JohnsonDiversey Inc. may not be a household name to consumers but its cleaning and sanitation products are well known by commercial customers that include Wal-Mart Unilever and Coca-Cola.
Based in Sturtevant WI JohnsonDiversey Inc. was the industrial arm of S.C. Johnson that was spun off in 1999. The company which has 14 employees worldwide was formerly known as Johnson Wax Professional until it acquired DiverseyLever from Unilever Plc in May 2002. The company’s worldwide sales last year were $3 billion with $1 billion of sales in North America.
That level of sales generates a huge amount of packaging data that crosses a dozen product categories and ranges from 8-oz bottles of hand sanitizers to 5-gal pails to 55-gal drums. Packaging data that include component specifications are all organized through one workflow process: Optiva® from Formation Systems. Project team managers have relied on Optiva for the past five years for reliable and accurate data management which is absolutely crucial for any packaging changes according to Dean Maune the company’s senior group manager for global packaging. Recent and impending improvements make Optiva even more useful.
JohnsonDiversey’s database for packaging specifications and other aspects of its operations permits functional group managers throughout the facility to share information and gain faster more accurate approval for product launches and packaging changes.
Information exchange and workflow efficiency are crucial to the company Maune points out adding that all information needed for a purchasing manager to procure packaging materials is generated from Optiva. That includes information on primary and secondary packaging—“everything needed to produce a finished good” Maune says.
For a corrugated box Optiva will display the particular box’s dimensions drawings and pallet patterns. For a bottle Optiva will store the bottle’s drawings written specs and quality assurance tolerances.
“With Optiva we have a common database where everyone accesses the same information for reports” he adds. “It’s not someone’s own spreadsheet with how they handle the data.” Information held in Optiva includes raw materials formulas packaging specifications and bills of material. A bill of material is the information required to manufacture a product including its packaging at the plant.

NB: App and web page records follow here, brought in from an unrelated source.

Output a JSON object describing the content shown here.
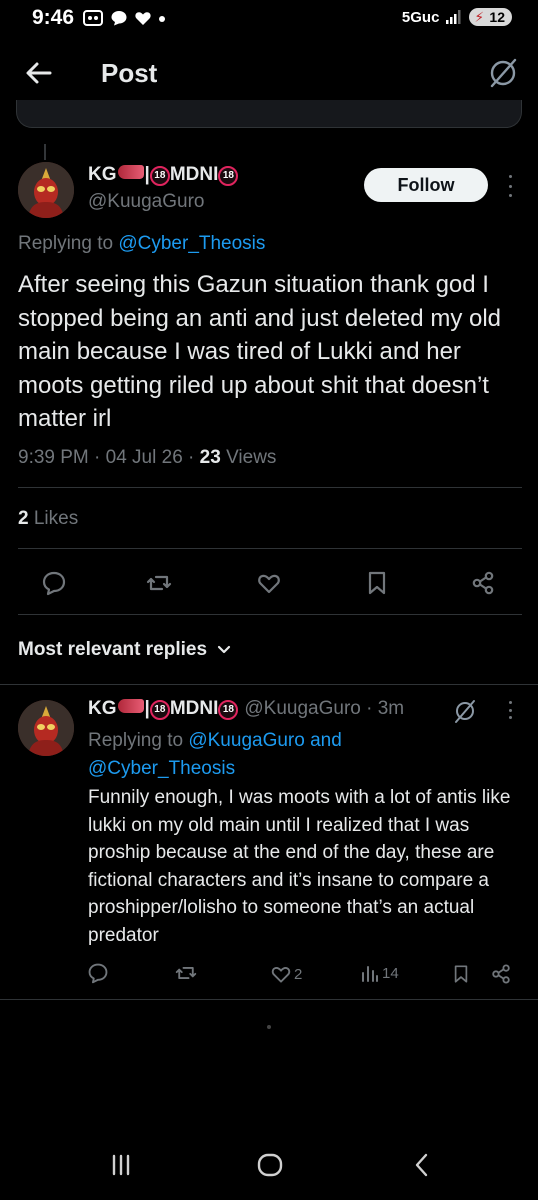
{
  "status_bar": {
    "time": "9:46",
    "network": "5Guc",
    "battery": "12"
  },
  "header": {
    "title": "Post"
  },
  "post": {
    "display_name_prefix": "KG",
    "display_name_mid": "|",
    "display_name_suffix": "MDNI",
    "badge_text": "18",
    "handle": "@KuugaGuro",
    "follow_label": "Follow",
    "replying_prefix": "Replying to ",
    "replying_to": "@Cyber_Theosis",
    "text": "After seeing this Gazun situation thank god I stopped being an anti and just deleted my old main because I was tired of Lukki and her moots getting riled up about shit that doesn’t matter irl",
    "time": "9:39 PM · 04 Jul 26 · ",
    "views_count": "23",
    "views_label": " Views",
    "likes_count": "2",
    "likes_label": " Likes"
  },
  "replies_section": {
    "sort_label": "Most relevant replies"
  },
  "reply": {
    "display_name_prefix": "KG",
    "display_name_mid": "|",
    "display_name_suffix": "MDNI",
    "badge_text": "18",
    "handle_time": "@KuugaGuro · 3m",
    "replying_prefix": "Replying to ",
    "replying_to_1": "@KuugaGuro and",
    "replying_to_2": "@Cyber_Theosis",
    "text": "Funnily enough, I was moots with a lot of antis like lukki on my old main until I realized that I was proship because at the end of the day, these are fictional characters and it’s insane to compare a proshipper/lolisho to someone that’s an actual predator",
    "like_count": "2",
    "view_count": "14"
  },
  "colors": {
    "background": "#000000",
    "text_primary": "#e7e9ea",
    "text_secondary": "#71767b",
    "accent_link": "#1d9bf0",
    "divider": "#2f3336"
  }
}
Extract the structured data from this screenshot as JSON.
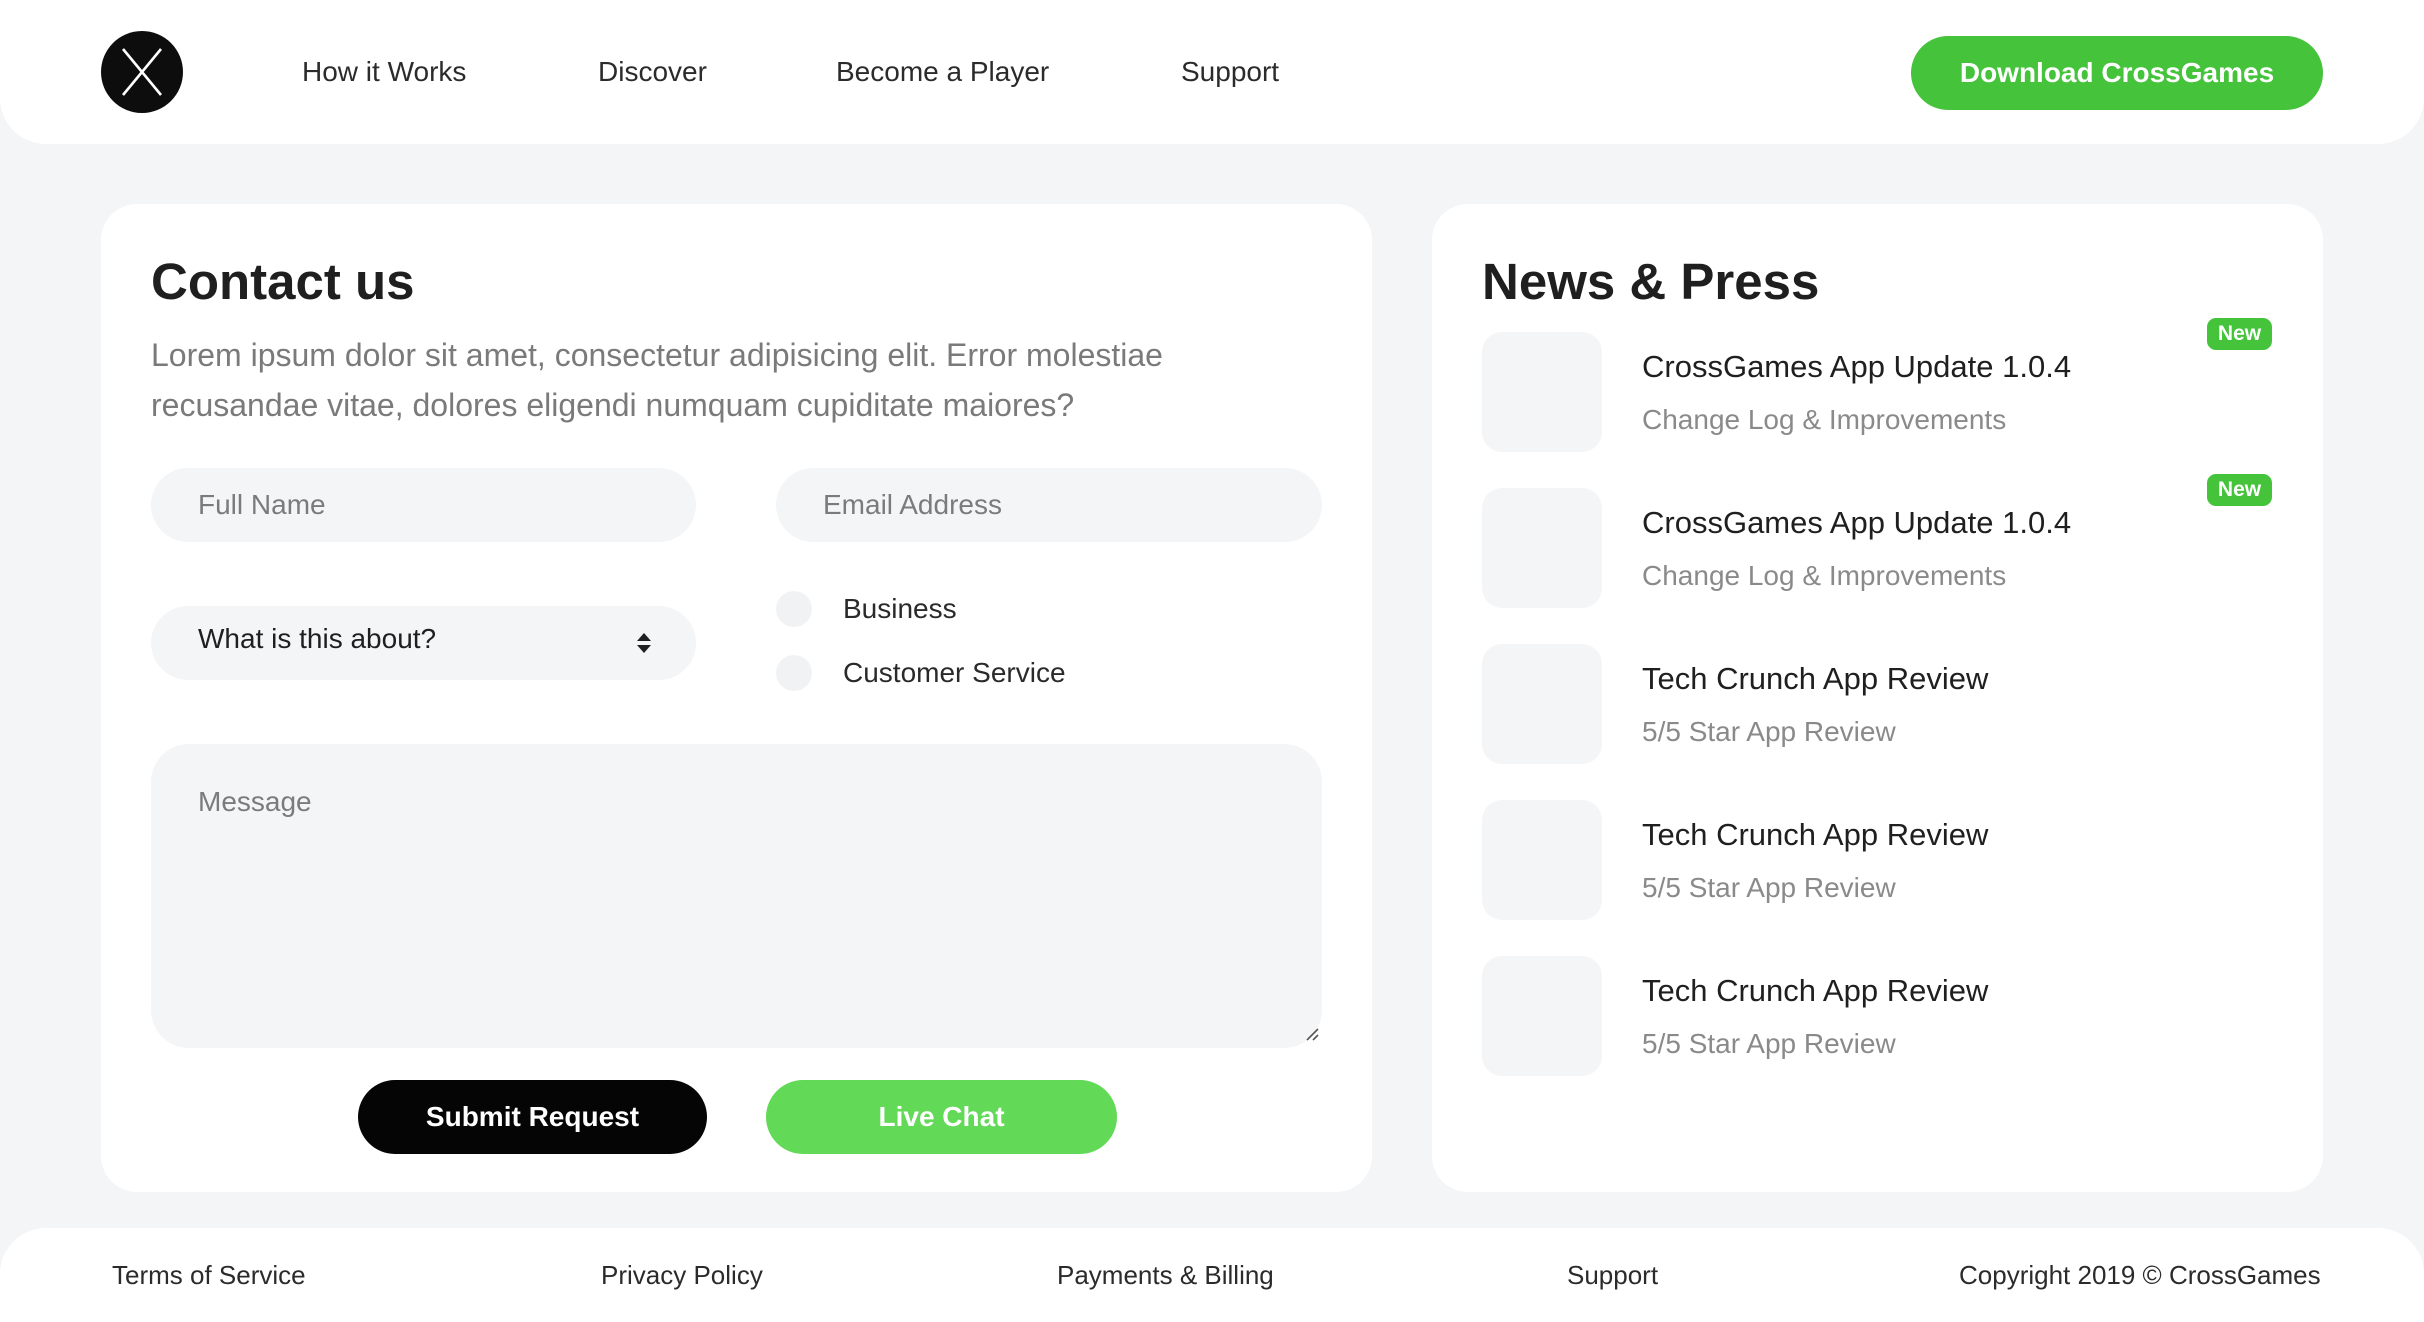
{
  "header": {
    "logo_icon": "crossgames-x-logo",
    "nav": [
      {
        "label": "How it Works"
      },
      {
        "label": "Discover"
      },
      {
        "label": "Become a Player"
      },
      {
        "label": "Support"
      }
    ],
    "cta_label": "Download CrossGames"
  },
  "contact": {
    "title": "Contact us",
    "intro": "Lorem ipsum dolor sit amet, consectetur adipisicing elit. Error molestiae recusandae vitae, dolores eligendi numquam cupiditate maiores?",
    "full_name": {
      "placeholder": "Full Name",
      "value": ""
    },
    "email": {
      "placeholder": "Email Address",
      "value": ""
    },
    "topic": {
      "selected": "What is this about?"
    },
    "radios": [
      {
        "label": "Business",
        "checked": false
      },
      {
        "label": "Customer Service",
        "checked": false
      }
    ],
    "message": {
      "placeholder": "Message",
      "value": ""
    },
    "submit_label": "Submit Request",
    "chat_label": "Live Chat"
  },
  "news": {
    "title": "News & Press",
    "items": [
      {
        "title": "CrossGames App Update 1.0.4",
        "subtitle": "Change Log & Improvements",
        "badge": "New"
      },
      {
        "title": "CrossGames App Update 1.0.4",
        "subtitle": "Change Log & Improvements",
        "badge": "New"
      },
      {
        "title": "Tech Crunch App Review",
        "subtitle": "5/5 Star App Review",
        "badge": ""
      },
      {
        "title": "Tech Crunch App Review",
        "subtitle": "5/5 Star App Review",
        "badge": ""
      },
      {
        "title": "Tech Crunch App Review",
        "subtitle": "5/5 Star App Review",
        "badge": ""
      }
    ]
  },
  "footer": {
    "links": [
      {
        "label": "Terms of Service"
      },
      {
        "label": "Privacy Policy"
      },
      {
        "label": "Payments & Billing"
      },
      {
        "label": "Support"
      }
    ],
    "copyright": "Copyright 2019 © CrossGames"
  },
  "colors": {
    "accent_green": "#44c33b",
    "live_chat_green": "#62d957",
    "page_background": "#f4f5f7",
    "dark": "#050505"
  }
}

First and foremost Optiva streamlines the workflow Maune says. “From a user group standpoint that’s by far the biggest benefit. When the information is entered for the bills of material and specifications you can route them for approval throughout the entire organization including regulatory compliance review. User groups and engineers can access a bundle of documents on a network as opposed to paper documents through interoffice mail.”

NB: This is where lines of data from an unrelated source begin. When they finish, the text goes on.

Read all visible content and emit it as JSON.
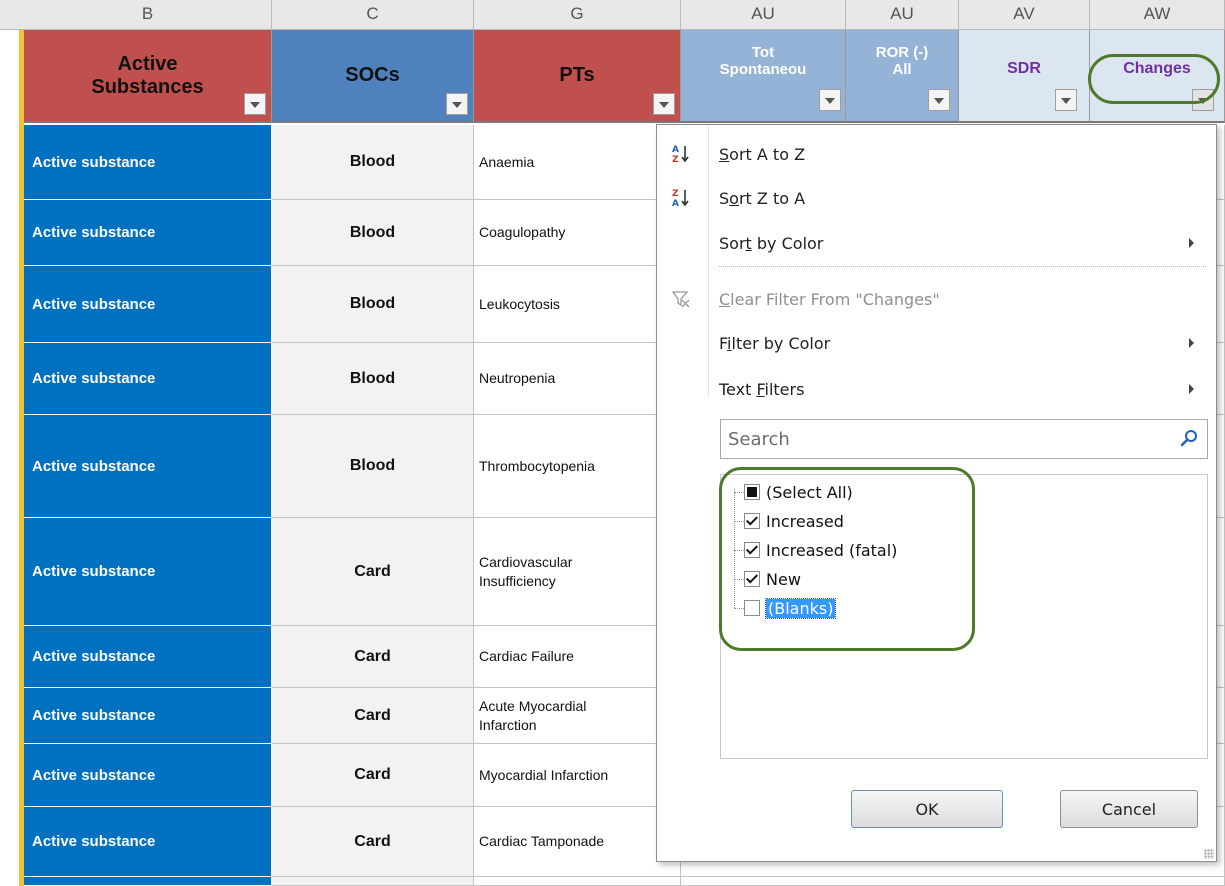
{
  "column_letters": [
    "B",
    "C",
    "G",
    "AU",
    "AU",
    "AV",
    "AW"
  ],
  "headers": [
    {
      "label": "Active\nSubstances",
      "bg": "#c0504d",
      "color": "#111111"
    },
    {
      "label": "SOCs",
      "bg": "#4f81bd",
      "color": "#111111"
    },
    {
      "label": "PTs",
      "bg": "#c0504d",
      "color": "#111111"
    },
    {
      "label": "Tot\nSpontaneou",
      "bg": "#95b3d7",
      "color": "#ffffff"
    },
    {
      "label": "ROR (-)\nAll",
      "bg": "#95b3d7",
      "color": "#ffffff"
    },
    {
      "label": "SDR",
      "bg": "#dce6f1",
      "color": "#7030a0"
    },
    {
      "label": "Changes",
      "bg": "#dce6f1",
      "color": "#7030a0"
    }
  ],
  "rows": [
    {
      "substance": "Active substance",
      "soc": "Blood",
      "pt": "Anaemia"
    },
    {
      "substance": "Active substance",
      "soc": "Blood",
      "pt": "Coagulopathy"
    },
    {
      "substance": "Active substance",
      "soc": "Blood",
      "pt": "Leukocytosis"
    },
    {
      "substance": "Active substance",
      "soc": "Blood",
      "pt": "Neutropenia"
    },
    {
      "substance": "Active substance",
      "soc": "Blood",
      "pt": "Thrombocytopenia"
    },
    {
      "substance": "Active substance",
      "soc": "Card",
      "pt": "Cardiovascular\nInsufficiency"
    },
    {
      "substance": "Active substance",
      "soc": "Card",
      "pt": "Cardiac Failure"
    },
    {
      "substance": "Active substance",
      "soc": "Card",
      "pt": "Acute Myocardial\nInfarction"
    },
    {
      "substance": "Active substance",
      "soc": "Card",
      "pt": "Myocardial Infarction"
    },
    {
      "substance": "Active substance",
      "soc": "Card",
      "pt": "Cardiac Tamponade"
    }
  ],
  "filter_menu": {
    "sort_a_z": {
      "pre": "",
      "accel": "S",
      "post": "ort A to Z"
    },
    "sort_z_a": {
      "pre": "S",
      "accel": "o",
      "post": "rt Z to A"
    },
    "sort_by_color": {
      "pre": "Sor",
      "accel": "t",
      "post": " by Color"
    },
    "clear_filter": {
      "pre": "",
      "accel": "C",
      "post": "lear Filter From \"Changes\""
    },
    "filter_by_color": {
      "pre": "F",
      "accel": "i",
      "post": "lter by Color"
    },
    "text_filters": {
      "pre": "Text ",
      "accel": "F",
      "post": "ilters"
    },
    "search_placeholder": "Search",
    "values": [
      {
        "label": "(Select All)",
        "state": "partial"
      },
      {
        "label": "Increased",
        "state": "checked"
      },
      {
        "label": "Increased (fatal)",
        "state": "checked"
      },
      {
        "label": "New",
        "state": "checked"
      },
      {
        "label": "(Blanks)",
        "state": "unchecked"
      }
    ],
    "ok_label": "OK",
    "cancel_label": "Cancel"
  },
  "colors": {
    "substance_cell": "#0070c0",
    "gutter_accent": "#f1c232",
    "highlight_ring": "#4e7b2a",
    "selection": "#3399ff"
  }
}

The software continues to evolve: Johnson-Diversey upgraded to Optiva 4.6 in mid-2004. “The definite benefit to this version is the ability to bring documents into the Optiva database from different sources” says Maune. “We weren’t able to link before whether it was a bottle drawing or quality assurance documents in Microsoft Excel or text format documents.”
The database is used by more than packaging managers and engineers; it’s also used by purchasing manufacturing marketing project managers and chemists.
“We’re now starting to use Optiva to run product development” Maune says. “We write all specs for all our products into it.” A product record is created in Optiva before it is routed through workflows including regulatory compliance legal market manufacturing and other departments for approval and comments.
Integration is faster
Maune’s team was able to transfer all of Diversey’s specs and components info into Optiva-without adding personnel. Personnel spent two years planning developing and downloading formulae and packaging specification data from SCJ into Optiva.
The flow of new data loaded into Optiva continues to increase.
“We’re now handling five times the information than when we first started using the software” says Maune. “The continuous changes for a formula or raw materials change—which means the label needs to be updated—are challenging. With the ongoing consolidation of our product lines we’re constantly making changes.”
In 2004 alone Maune’s staff of four packaging engineers created about 1 specs which equate to one to two specs a day from bills of material. They produced 760 bills of material in 2004 and expect to produce 2 bills of material in 2005. “That’s with the same personnel” says Maune.
The benefits of the software have been efficiency improvements says Maune “and the ability to handle at least twice the workflow that we did before and with the same staff. The efficiency and accuracy of documentation of production is significantly better than before. We don’t need to redo things or catch an error at the plant right when we’re in production. Most mistakes are caught upfront because documents are reviewed by a larger user group and much faster than could be done in the past.”
The Commercialization Team is also constantly tweaking the database to customize it for their needs and more improvements are ahead.
More improvements ahead
The Optiva software resides on JohnsonDiversey’s main server. Optima Version 5.0 will be accessible via the Internet. “That will permit us to go global with the database” Maune says. He expects their programmers to spend 2005 on development with Formation Systems for a possible launch with Version 5.0 in 2006.
JohnsonDiversey is one of only two companies using Optiva for packaging. Version 5.0 would allow them to “use the Internet to its full potential including opportunities for our suppliers to use the Internet to enter their specifications directly into the database” says Maune. “That’s instead of us entering data then sending the vendor a manual copy of the spec for their files. So when an order arrives they can access the database and quickly produce to spec for us.”
With Optiva Johnson-Diversey will continue to clean up on workflow efficiency. “Optiva is efficient” says Maune.